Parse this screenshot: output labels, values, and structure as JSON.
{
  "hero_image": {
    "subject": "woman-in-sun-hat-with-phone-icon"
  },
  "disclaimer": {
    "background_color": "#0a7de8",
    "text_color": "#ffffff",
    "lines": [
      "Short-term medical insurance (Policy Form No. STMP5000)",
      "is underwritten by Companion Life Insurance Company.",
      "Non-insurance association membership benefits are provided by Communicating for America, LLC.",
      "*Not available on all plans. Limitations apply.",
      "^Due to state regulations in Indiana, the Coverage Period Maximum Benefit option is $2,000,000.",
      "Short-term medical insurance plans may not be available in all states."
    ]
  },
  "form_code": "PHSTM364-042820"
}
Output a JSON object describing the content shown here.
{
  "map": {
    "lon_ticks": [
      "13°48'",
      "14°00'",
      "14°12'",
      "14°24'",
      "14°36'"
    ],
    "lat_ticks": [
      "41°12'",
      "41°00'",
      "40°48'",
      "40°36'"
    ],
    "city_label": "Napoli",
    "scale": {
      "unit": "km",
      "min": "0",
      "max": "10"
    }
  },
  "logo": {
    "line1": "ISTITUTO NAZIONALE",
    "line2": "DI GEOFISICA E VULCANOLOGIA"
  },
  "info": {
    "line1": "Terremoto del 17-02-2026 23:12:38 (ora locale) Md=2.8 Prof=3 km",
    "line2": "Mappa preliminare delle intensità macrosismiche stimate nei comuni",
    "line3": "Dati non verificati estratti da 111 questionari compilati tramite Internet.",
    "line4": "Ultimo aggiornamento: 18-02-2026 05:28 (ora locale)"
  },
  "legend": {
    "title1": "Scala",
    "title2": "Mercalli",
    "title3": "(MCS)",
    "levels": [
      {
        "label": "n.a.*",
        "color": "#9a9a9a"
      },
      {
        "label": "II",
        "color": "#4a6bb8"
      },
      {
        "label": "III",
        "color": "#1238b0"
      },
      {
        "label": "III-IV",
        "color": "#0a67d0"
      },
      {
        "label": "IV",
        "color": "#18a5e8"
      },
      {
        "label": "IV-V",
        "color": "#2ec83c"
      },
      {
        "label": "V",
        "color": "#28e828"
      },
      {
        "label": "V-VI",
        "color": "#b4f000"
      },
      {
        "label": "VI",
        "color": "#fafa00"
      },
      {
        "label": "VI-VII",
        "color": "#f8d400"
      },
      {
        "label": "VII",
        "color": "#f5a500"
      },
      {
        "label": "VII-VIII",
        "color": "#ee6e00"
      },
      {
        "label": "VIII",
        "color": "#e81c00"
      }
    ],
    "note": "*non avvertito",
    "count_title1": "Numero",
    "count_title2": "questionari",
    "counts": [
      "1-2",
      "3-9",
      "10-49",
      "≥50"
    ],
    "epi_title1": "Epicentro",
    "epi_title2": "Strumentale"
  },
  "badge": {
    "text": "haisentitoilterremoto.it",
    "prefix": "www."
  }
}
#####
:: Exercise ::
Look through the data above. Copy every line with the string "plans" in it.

:: Result of the exercise ::
      "*Not available on all plans. Limitations apply.",
      "Short-term medical insurance plans may not be available in all states."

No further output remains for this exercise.